This was a feasibility study to examine the practicableness of replacing nine AHUs in areas where customer complaints, age of units, duct leaks and other factors have illuminated the need to perform some type of capital upgrade. This study entailed the evaluation of air handling units for capacity and performance, creating as-built drawings for existing duct work, and the recommendation of upgrades and improvements that would improve efficiency. We had to examine hydronic loop (pumps, pipes, cooling tower, chiller), steam and condensate loop, electrical, DDC, seismic, epoxy flooring, OSHA, Joint Commission, and CFM guidelines to establish the SCIP Funding for replacement of these units.
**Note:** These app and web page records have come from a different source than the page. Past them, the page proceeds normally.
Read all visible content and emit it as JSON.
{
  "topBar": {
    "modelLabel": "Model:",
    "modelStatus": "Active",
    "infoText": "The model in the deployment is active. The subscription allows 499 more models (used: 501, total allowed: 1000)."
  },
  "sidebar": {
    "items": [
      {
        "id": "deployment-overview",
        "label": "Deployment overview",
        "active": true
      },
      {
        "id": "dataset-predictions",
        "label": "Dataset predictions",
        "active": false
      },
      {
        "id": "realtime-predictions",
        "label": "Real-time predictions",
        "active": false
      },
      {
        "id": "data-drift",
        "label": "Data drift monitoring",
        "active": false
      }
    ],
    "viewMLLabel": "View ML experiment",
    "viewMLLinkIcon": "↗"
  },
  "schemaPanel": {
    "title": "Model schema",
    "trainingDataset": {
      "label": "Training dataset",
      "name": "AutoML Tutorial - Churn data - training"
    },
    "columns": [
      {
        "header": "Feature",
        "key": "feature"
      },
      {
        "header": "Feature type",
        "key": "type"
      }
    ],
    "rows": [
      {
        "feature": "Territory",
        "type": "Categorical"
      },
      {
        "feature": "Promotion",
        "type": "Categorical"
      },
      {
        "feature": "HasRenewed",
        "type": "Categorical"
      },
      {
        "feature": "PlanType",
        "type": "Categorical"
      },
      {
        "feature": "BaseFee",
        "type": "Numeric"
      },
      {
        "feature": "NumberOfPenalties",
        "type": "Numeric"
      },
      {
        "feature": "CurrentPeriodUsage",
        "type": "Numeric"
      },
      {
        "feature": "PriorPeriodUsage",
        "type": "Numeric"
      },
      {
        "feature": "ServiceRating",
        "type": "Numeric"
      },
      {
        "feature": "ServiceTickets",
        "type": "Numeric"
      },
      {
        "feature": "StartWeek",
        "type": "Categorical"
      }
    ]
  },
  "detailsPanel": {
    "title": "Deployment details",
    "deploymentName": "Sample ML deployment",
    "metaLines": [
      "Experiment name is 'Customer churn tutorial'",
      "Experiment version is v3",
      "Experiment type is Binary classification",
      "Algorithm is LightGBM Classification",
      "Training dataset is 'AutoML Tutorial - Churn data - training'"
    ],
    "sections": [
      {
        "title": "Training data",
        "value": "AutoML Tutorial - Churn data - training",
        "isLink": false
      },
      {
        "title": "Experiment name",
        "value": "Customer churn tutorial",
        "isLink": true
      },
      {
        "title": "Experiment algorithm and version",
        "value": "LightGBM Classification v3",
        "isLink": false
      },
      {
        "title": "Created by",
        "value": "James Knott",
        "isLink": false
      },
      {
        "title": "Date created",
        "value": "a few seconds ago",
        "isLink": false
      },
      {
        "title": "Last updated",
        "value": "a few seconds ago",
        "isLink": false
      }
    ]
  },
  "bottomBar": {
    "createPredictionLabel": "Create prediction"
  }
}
We worked with Controls Solutions NW to develop required logic to extract as much energy savings as possible the hydronic loop while meeting all cooling and humidity requirements. This study identified several AHUs that had exceeded their expected life cycle and many others that had less than 5 years remaining before estimated failure. The energy efficiency of each aged unit was deemed to be far below the current standards. Many units were lacking variable speed drives and run continually at full load while only just meeting the required temperature and humidity ranges for their service locations. These units had no redundancy and because of their age, reliability was the chief risk for Veterans being served by the equipment. Several AHUs were undersized for their servicing areas; however, they were limited in deliverable volume by the restricted size of ducting used throughout the building. Most of the ceiling mechanical area was overcrowded by unused services and hardware thereby limiting the available space for increasing ducting size. This study determined what actions a future designer could take to alleviate the symptoms being expressed by the shortcomings of the HVAC System in these nine areas. Project was completed on time and ahead of schedule.